▶ **EXERCISE REQUIREMENTS**: Please repeat the listing below in its entirety, exactly.

• • • • • • •

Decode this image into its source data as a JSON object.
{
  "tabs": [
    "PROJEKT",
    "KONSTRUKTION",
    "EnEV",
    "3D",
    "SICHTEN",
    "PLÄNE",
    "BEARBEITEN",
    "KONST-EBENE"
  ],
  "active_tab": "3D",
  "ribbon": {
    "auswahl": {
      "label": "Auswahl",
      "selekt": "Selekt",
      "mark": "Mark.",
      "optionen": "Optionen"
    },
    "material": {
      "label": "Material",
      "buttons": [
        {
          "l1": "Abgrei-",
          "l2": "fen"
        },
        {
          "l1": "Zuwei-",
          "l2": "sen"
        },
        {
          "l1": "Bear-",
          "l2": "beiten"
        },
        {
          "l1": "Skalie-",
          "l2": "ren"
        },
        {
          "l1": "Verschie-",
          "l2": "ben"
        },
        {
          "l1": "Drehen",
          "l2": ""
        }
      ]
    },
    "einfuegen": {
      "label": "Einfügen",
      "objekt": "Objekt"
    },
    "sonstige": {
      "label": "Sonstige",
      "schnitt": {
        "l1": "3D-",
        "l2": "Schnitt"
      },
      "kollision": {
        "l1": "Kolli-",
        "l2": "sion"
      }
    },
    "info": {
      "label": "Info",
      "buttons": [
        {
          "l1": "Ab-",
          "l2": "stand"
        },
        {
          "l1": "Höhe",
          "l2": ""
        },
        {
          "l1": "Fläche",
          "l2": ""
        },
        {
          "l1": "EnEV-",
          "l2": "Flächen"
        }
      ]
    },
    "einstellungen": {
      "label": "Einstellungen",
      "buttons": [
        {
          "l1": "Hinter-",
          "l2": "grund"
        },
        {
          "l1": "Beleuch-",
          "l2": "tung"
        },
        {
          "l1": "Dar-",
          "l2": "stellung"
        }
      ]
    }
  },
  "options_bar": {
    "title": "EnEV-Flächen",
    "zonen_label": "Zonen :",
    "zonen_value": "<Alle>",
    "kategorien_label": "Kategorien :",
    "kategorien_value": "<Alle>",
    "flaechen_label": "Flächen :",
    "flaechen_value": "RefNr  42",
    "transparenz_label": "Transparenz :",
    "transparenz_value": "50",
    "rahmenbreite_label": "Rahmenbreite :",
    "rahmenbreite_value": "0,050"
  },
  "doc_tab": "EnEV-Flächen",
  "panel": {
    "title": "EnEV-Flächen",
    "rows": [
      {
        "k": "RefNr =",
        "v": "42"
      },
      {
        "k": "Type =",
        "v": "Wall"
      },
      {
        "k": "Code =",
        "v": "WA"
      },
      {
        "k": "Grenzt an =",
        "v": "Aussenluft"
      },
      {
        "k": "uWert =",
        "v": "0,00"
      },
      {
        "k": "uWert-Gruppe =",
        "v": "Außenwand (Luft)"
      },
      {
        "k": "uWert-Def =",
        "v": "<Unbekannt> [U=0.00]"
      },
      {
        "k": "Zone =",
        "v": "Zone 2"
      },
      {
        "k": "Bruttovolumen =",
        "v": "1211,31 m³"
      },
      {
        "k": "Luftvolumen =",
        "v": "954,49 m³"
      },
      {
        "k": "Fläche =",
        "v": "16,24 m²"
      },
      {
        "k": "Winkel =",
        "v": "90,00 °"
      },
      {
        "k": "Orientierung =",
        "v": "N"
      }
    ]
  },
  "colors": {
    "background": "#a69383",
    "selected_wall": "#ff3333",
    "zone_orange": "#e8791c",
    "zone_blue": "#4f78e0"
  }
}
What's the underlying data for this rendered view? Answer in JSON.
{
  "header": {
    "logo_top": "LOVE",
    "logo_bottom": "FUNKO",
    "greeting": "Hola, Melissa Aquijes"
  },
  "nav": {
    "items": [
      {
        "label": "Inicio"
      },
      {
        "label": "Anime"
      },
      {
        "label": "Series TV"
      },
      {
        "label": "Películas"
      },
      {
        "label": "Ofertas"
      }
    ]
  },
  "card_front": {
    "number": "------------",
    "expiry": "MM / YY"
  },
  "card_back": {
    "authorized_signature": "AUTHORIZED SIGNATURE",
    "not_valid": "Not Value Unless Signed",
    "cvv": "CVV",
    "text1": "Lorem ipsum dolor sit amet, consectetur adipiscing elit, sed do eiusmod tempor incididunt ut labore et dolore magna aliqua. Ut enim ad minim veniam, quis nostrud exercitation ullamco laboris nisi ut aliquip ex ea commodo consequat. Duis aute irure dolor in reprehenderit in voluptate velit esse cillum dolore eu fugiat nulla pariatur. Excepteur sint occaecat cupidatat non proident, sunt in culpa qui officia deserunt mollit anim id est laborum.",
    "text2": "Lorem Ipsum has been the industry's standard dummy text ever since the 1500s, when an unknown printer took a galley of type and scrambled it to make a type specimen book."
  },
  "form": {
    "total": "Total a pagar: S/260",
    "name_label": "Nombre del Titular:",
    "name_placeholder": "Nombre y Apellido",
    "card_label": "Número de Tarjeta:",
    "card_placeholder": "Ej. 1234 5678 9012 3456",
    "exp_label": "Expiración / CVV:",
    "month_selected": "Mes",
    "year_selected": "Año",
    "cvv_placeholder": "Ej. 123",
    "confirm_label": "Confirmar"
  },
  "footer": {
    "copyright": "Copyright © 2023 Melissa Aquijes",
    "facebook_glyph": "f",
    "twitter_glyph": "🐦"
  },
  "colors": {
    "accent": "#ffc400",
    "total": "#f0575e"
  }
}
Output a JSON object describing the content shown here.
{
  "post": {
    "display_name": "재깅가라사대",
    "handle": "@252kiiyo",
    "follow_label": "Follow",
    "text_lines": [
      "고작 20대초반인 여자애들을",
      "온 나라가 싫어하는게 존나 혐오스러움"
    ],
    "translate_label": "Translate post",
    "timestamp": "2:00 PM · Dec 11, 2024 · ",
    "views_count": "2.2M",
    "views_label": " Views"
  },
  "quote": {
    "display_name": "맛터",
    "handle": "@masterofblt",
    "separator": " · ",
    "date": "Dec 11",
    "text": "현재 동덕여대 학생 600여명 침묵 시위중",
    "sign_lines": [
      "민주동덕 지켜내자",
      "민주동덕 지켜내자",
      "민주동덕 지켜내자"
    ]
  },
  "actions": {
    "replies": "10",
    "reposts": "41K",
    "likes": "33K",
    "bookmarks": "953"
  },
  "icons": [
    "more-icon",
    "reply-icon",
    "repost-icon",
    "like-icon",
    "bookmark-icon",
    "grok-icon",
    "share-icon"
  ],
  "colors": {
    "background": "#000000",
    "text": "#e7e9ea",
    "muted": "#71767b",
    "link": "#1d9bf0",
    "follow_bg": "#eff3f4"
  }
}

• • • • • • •

▶ **WRITTEN ANSWER**:
Decode this image into its source data as a JSON object.
{
  "tabs": [
    "PROJEKT",
    "KONSTRUKTION",
    "EnEV",
    "3D",
    "SICHTEN",
    "PLÄNE",
    "BEARBEITEN",
    "KONST-EBENE"
  ],
  "active_tab": "3D",
  "ribbon": {
    "auswahl": {
      "label": "Auswahl",
      "selekt": "Selekt",
      "mark": "Mark.",
      "optionen": "Optionen"
    },
    "material": {
      "label": "Material",
      "buttons": [
        {
          "l1": "Abgrei-",
          "l2": "fen"
        },
        {
          "l1": "Zuwei-",
          "l2": "sen"
        },
        {
          "l1": "Bear-",
          "l2": "beiten"
        },
        {
          "l1": "Skalie-",
          "l2": "ren"
        },
        {
          "l1": "Verschie-",
          "l2": "ben"
        },
        {
          "l1": "Drehen",
          "l2": ""
        }
      ]
    },
    "einfuegen": {
      "label": "Einfügen",
      "objekt": "Objekt"
    },
    "sonstige": {
      "label": "Sonstige",
      "schnitt": {
        "l1": "3D-",
        "l2": "Schnitt"
      },
      "kollision": {
        "l1": "Kolli-",
        "l2": "sion"
      }
    },
    "info": {
      "label": "Info",
      "buttons": [
        {
          "l1": "Ab-",
          "l2": "stand"
        },
        {
          "l1": "Höhe",
          "l2": ""
        },
        {
          "l1": "Fläche",
          "l2": ""
        },
        {
          "l1": "EnEV-",
          "l2": "Flächen"
        }
      ]
    },
    "einstellungen": {
      "label": "Einstellungen",
      "buttons": [
        {
          "l1": "Hinter-",
          "l2": "grund"
        },
        {
          "l1": "Beleuch-",
          "l2": "tung"
        },
        {
          "l1": "Dar-",
          "l2": "stellung"
        }
      ]
    }
  },
  "options_bar": {
    "title": "EnEV-Flächen",
    "zonen_label": "Zonen :",
    "zonen_value": "<Alle>",
    "kategorien_label": "Kategorien :",
    "kategorien_value": "<Alle>",
    "flaechen_label": "Flächen :",
    "flaechen_value": "RefNr  42",
    "transparenz_label": "Transparenz :",
    "transparenz_value": "50",
    "rahmenbreite_label": "Rahmenbreite :",
    "rahmenbreite_value": "0,050"
  },
  "doc_tab": "EnEV-Flächen",
  "panel": {
    "title": "EnEV-Flächen",
    "rows": [
      {
        "k": "RefNr =",
        "v": "42"
      },
      {
        "k": "Type =",
        "v": "Wall"
      },
      {
        "k": "Code =",
        "v": "WA"
      },
      {
        "k": "Grenzt an =",
        "v": "Aussenluft"
      },
      {
        "k": "uWert =",
        "v": "0,00"
      },
      {
        "k": "uWert-Gruppe =",
        "v": "Außenwand (Luft)"
      },
      {
        "k": "uWert-Def =",
        "v": "<Unbekannt> [U=0.00]"
      },
      {
        "k": "Zone =",
        "v": "Zone 2"
      },
      {
        "k": "Bruttovolumen =",
        "v": "1211,31 m³"
      },
      {
        "k": "Luftvolumen =",
        "v": "954,49 m³"
      },
      {
        "k": "Fläche =",
        "v": "16,24 m²"
      },
      {
        "k": "Winkel =",
        "v": "90,00 °"
      },
      {
        "k": "Orientierung =",
        "v": "N"
      }
    ]
  },
  "colors": {
    "background": "#a69383",
    "selected_wall": "#ff3333",
    "zone_orange": "#e8791c",
    "zone_blue": "#4f78e0"
  }
}
What's the underlying data for this rendered view? Answer in JSON.
{
  "header": {
    "logo_top": "LOVE",
    "logo_bottom": "FUNKO",
    "greeting": "Hola, Melissa Aquijes"
  },
  "nav": {
    "items": [
      {
        "label": "Inicio"
      },
      {
        "label": "Anime"
      },
      {
        "label": "Series TV"
      },
      {
        "label": "Películas"
      },
      {
        "label": "Ofertas"
      }
    ]
  },
  "card_front": {
    "number": "------------",
    "expiry": "MM / YY"
  },
  "card_back": {
    "authorized_signature": "AUTHORIZED SIGNATURE",
    "not_valid": "Not Value Unless Signed",
    "cvv": "CVV",
    "text1": "Lorem ipsum dolor sit amet, consectetur adipiscing elit, sed do eiusmod tempor incididunt ut labore et dolore magna aliqua. Ut enim ad minim veniam, quis nostrud exercitation ullamco laboris nisi ut aliquip ex ea commodo consequat. Duis aute irure dolor in reprehenderit in voluptate velit esse cillum dolore eu fugiat nulla pariatur. Excepteur sint occaecat cupidatat non proident, sunt in culpa qui officia deserunt mollit anim id est laborum.",
    "text2": "Lorem Ipsum has been the industry's standard dummy text ever since the 1500s, when an unknown printer took a galley of type and scrambled it to make a type specimen book."
  },
  "form": {
    "total": "Total a pagar: S/260",
    "name_label": "Nombre del Titular:",
    "name_placeholder": "Nombre y Apellido",
    "card_label": "Número de Tarjeta:",
    "card_placeholder": "Ej. 1234 5678 9012 3456",
    "exp_label": "Expiración / CVV:",
    "month_selected": "Mes",
    "year_selected": "Año",
    "cvv_placeholder": "Ej. 123",
    "confirm_label": "Confirmar"
  },
  "footer": {
    "copyright": "Copyright © 2023 Melissa Aquijes",
    "facebook_glyph": "f",
    "twitter_glyph": "🐦"
  },
  "colors": {
    "accent": "#ffc400",
    "total": "#f0575e"
  }
}
Output a JSON object describing the content shown here.
{
  "post": {
    "display_name": "재깅가라사대",
    "handle": "@252kiiyo",
    "follow_label": "Follow",
    "text_lines": [
      "고작 20대초반인 여자애들을",
      "온 나라가 싫어하는게 존나 혐오스러움"
    ],
    "translate_label": "Translate post",
    "timestamp": "2:00 PM · Dec 11, 2024 · ",
    "views_count": "2.2M",
    "views_label": " Views"
  },
  "quote": {
    "display_name": "맛터",
    "handle": "@masterofblt",
    "separator": " · ",
    "date": "Dec 11",
    "text": "현재 동덕여대 학생 600여명 침묵 시위중",
    "sign_lines": [
      "민주동덕 지켜내자",
      "민주동덕 지켜내자",
      "민주동덕 지켜내자"
    ]
  },
  "actions": {
    "replies": "10",
    "reposts": "41K",
    "likes": "33K",
    "bookmarks": "953"
  },
  "icons": [
    "more-icon",
    "reply-icon",
    "repost-icon",
    "like-icon",
    "bookmark-icon",
    "grok-icon",
    "share-icon"
  ],
  "colors": {
    "background": "#000000",
    "text": "#e7e9ea",
    "muted": "#71767b",
    "link": "#1d9bf0",
    "follow_bg": "#eff3f4"
  }
}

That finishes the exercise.